◆ Given data
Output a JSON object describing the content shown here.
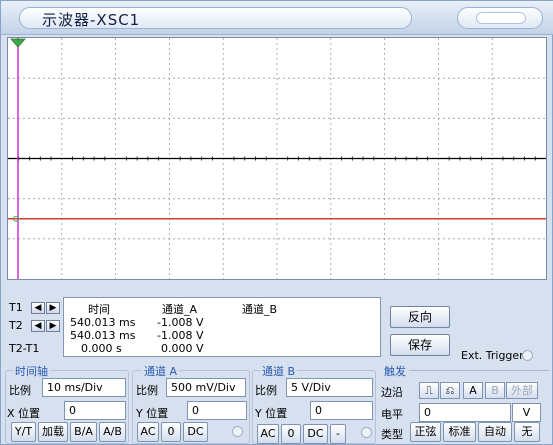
{
  "window": {
    "title": "示波器-XSC1"
  },
  "readout": {
    "headers": {
      "time": "时间",
      "ch_a": "通道_A",
      "ch_b": "通道_B"
    },
    "rows": [
      {
        "label": "T1",
        "time": "540.013 ms",
        "ch_a": "-1.008 V",
        "ch_b": ""
      },
      {
        "label": "T2",
        "time": "540.013 ms",
        "ch_a": "-1.008 V",
        "ch_b": ""
      },
      {
        "label": "T2-T1",
        "time": "0.000 s",
        "ch_a": "0.000 V",
        "ch_b": ""
      }
    ]
  },
  "buttons": {
    "reverse": "反向",
    "save": "保存"
  },
  "ext_trigger": "Ext. Trigger",
  "timebase": {
    "title": "时间轴",
    "scale_label": "比例",
    "scale_value": "10 ms/Div",
    "xpos_label": "X 位置",
    "xpos_value": "0",
    "modes": [
      "Y/T",
      "加载",
      "B/A",
      "A/B"
    ]
  },
  "channel_a": {
    "title": "通道 A",
    "scale_label": "比例",
    "scale_value": "500 mV/Div",
    "ypos_label": "Y 位置",
    "ypos_value": "0",
    "coupling": [
      "AC",
      "0",
      "DC"
    ]
  },
  "channel_b": {
    "title": "通道 B",
    "scale_label": "比例",
    "scale_value": "5  V/Div",
    "ypos_label": "Y 位置",
    "ypos_value": "0",
    "coupling": [
      "AC",
      "0",
      "DC",
      "-"
    ]
  },
  "trigger": {
    "title": "触发",
    "edge_label": "边沿",
    "source_buttons": [
      "A",
      "B",
      "外部"
    ],
    "level_label": "电平",
    "level_value": "0",
    "level_unit": "V",
    "type_label": "类型",
    "types": [
      "正弦",
      "标准",
      "自动",
      "无"
    ]
  },
  "colors": {
    "trace_a": "#000000",
    "trace_b": "#c8442a",
    "cursor_1": "#d030d0",
    "cursor_2": "#3aa848"
  },
  "traces": {
    "time_div": "10 ms/Div",
    "channel_a_level_divs": 0.0,
    "channel_b_level_divs": -1.5
  }
}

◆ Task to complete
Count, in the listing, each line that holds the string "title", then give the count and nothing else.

◆ Exercise response
5